→ What you are asked to do: In the entries below, find the lines with the word "Firefox" and copy them.

→ Source records:
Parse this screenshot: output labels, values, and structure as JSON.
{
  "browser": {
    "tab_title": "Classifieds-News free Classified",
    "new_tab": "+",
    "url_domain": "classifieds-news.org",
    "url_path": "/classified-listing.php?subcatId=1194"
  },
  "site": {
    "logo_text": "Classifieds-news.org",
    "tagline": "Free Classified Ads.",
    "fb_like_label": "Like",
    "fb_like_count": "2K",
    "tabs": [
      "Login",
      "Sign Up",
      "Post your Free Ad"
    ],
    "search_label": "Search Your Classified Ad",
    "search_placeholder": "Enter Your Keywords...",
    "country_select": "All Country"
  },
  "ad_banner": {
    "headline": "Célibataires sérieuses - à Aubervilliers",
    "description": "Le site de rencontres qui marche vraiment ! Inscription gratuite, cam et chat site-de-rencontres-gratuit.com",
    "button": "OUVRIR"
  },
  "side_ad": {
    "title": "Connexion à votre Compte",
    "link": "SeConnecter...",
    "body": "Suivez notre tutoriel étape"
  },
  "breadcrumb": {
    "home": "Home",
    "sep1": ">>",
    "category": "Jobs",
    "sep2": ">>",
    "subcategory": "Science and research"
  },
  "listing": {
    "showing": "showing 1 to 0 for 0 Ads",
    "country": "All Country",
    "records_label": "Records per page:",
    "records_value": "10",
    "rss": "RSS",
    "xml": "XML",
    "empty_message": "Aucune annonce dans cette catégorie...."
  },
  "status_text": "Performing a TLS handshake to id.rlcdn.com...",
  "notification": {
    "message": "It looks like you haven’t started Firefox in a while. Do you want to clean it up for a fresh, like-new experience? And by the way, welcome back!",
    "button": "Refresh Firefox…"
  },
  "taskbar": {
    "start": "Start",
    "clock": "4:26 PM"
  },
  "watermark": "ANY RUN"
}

→ The completed task:
    "message": "It looks like you haven’t started Firefox in a while. Do you want to clean it up for a fresh, like-new experience? And by the way, welcome back!",
    "button": "Refresh Firefox…"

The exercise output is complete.